TNF Response May Hold Key for Rheumatoid Arthritis
Posted Apr 05 2010 7:00am
Tumor necrosis factor (TNF) has been identified as having a key responsibility in many inflammatory diseases, including rheumatoid arthritis (RA). There has been substantial research into the early signaling pathways activated by TNF, but there is not much known about the delayed and chronic TNF responses.
In addition, cells called macrophages (cells within the tissues that originate from specific white blood cells) produce TNF, but the effect of TNF on the macrophages themselves is not understood.
But a study published March 16th in the online journal Nature Immunology, researchers disclose the discovery of a new mechanism involved in the development of inflammatory diseases. This new mechanism may also provide insight into problems in gene therapy experiments that use adenoviruses to deliver genes to humans.
This study utilized human blood and mice to assess macrophages responses for 2 days after being stimulated with TNF. The researchers found that macrophages secreted TNF and then the TNF activated surface receptors on the macrophages themselves which caused the cells into a low, continued production of the protein interferon-beta.
The interferon-beta acted with TNF signals to induce sustained production of genes encoding inflammatory molecules and delayed production of genes encoding interferon-response molecules.
“The striking thing about many of these genes that came to our attention first was that there were these classic interferon response genes which had previously not been associated with TNF,” said Lionel Ivashkiv, M.D., director of Basic Research at Hospital for Special Surgery, who led the study. “It suggests a new mechanism by which TNF can drive and sustain inflammation.”

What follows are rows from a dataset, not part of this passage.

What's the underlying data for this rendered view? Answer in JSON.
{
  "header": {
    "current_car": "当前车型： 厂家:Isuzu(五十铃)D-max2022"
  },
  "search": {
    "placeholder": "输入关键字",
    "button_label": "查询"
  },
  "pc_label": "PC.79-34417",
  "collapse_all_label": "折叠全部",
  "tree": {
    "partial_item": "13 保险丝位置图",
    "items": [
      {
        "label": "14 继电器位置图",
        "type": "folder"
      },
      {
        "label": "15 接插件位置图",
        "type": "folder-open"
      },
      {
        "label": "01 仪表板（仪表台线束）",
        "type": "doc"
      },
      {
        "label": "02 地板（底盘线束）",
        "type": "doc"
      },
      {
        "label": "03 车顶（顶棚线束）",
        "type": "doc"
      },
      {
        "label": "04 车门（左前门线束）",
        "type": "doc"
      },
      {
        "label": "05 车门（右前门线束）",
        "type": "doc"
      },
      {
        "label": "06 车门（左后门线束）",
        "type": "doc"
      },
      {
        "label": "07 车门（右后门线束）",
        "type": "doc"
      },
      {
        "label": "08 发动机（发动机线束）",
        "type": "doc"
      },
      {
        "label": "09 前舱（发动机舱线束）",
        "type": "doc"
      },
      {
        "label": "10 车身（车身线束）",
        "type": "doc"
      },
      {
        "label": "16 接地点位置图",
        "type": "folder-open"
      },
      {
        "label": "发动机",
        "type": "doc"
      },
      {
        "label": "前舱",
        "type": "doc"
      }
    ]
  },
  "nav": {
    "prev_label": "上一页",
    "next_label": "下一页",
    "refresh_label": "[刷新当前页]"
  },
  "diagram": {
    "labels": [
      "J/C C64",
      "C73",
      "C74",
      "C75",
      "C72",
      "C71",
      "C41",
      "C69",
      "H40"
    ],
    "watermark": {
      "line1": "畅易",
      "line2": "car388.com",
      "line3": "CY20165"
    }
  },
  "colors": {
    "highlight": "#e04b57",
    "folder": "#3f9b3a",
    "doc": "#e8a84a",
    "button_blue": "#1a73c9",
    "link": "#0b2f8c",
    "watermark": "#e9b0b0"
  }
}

According to Dr. Ivashkiv’s team, the results of this, and related studies, may lead to development of new treatments for preventing bone destruction that is linked with some diseases. “So, what it does is sets up the next series of studies, in animal models, to try to determine whether this induction of interferon is beneficial or not.”